This was a fair dinkum barbecue stopper, as they say in Oz. The OPP, shocked, shocked, concluded that the resulting prosecutions and convictions were “unsafe” and that the convicted persons had to be told. But Lawyer X and the cops demanded suppression of the investigation report, arguing that disclosure would create an “almost certain” risk of her being offed by disgruntled drug kingpins. Lawyer X flatly refused a witness protection program, since that would have put a damper on her drinking with cops and crims alike.
Too bad, said the Australia High Court. A lawyer grassing on her clients while pretending to defend them has committed “a fundamental and appalling” breach of her obligations, corrupting the entire process “in a manner which debased fundamental premises of the criminal justice system.” The convicted persons have to be informed, the Court concluded, and if Lawyer X refuses to be put in a witness protection program, “she will be bound by the consequences.” Or, as we say in Brooklyn, snitches get stitches.
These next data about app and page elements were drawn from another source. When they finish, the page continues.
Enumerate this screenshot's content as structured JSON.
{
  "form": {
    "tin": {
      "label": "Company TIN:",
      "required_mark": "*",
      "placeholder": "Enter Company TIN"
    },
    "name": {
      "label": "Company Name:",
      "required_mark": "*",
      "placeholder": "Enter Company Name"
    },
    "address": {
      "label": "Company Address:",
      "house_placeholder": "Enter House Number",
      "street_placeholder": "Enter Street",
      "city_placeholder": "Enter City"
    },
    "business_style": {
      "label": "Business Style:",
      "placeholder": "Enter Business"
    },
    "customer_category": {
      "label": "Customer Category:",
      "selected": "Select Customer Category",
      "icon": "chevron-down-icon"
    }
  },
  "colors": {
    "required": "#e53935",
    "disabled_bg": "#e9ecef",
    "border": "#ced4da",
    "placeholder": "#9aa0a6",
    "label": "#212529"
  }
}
The public comments in the Sydney Herald’s account of the scandal show that some people cared less about the debasing of fundamental premises of the criminal justice system than putting away drug kingpins. An understandable reaction, given that many of the crims were serious baddies who gunned down families in public, hardly the done thing even in Australia.
Our reaction is, how in the world did Lawyer X manage to fool all of her clients for all that time? Are kingpins really that dim?
Scene: Prison visiting room. Sounds of “Waltzing Matilda.”
Kingpin: G’day, Counselor. I’m sittin’ in this boob miserable as a bandicoot. Strewth, what are you doing?
Lawyer X: (fumbling under her blouse) Er, nothing, I think my bra strap broke.
Kingpin: Looks like I got the rough end of the pineapple being stuck with a Sheila lawyer.
Lawyer X: Testing, testing? Okay, it’s running. Um, I mean, my bra strap is fixed. The time is 2:30 p.m., and I’m in the counsel visiting room with Joey “Manslaughter” Gaboomba.
Kingpin: Why are you telling me this? I can see you’re here.
Lawyer X: Just a silly legal formality.
(loud acoustic whine from Lawyer X’s chest)
Kingpin: What’s that?
Lawyer X: Heh, heh. I shouldn’t have had that chili for lunch. Let’s talk about your case. Where were you when Bigfoot was shot?
Kingpin: Miles away. Camping by a billabong under the shade of a coolibah tree.
Lawyer X: With a bonzer alibi like that, it’s a fair go at trial. Who was Bigfoot?
Kingpin: A banana-bending lillywhacker from Queensland interfering with my bizzo.
Lawyer X: What bizzo?
Kingpin: We train kangaroos to deliver cocaine across state borders. Nobody ever thinks of searching a kangaroo.
Lawyer X: (fumbling under her blouse again) Bloody oath, it’s disconnected. Listen, could you write down a full description of your bizzo? Where you get the cocaine, how you launder the money and all that? Oh, and the names and addresses of everyone involved?
Kingpin: No worries. Anything else I can do to assist in my defense?
Lawyer X: You could tell me how you rubbed out Horsie last year and what similar future plans you have.
Kingpin: (admiringly) Fuck me dead, it’s the ant’s pants to meet a lawyer who’s interested in me as a person for a change. Most lawyers don’t give a flying didgeridoo about their clients’ achievements and aspirations.
Lawyer X: Reckon I’m taking client-centered lawyering to a new level.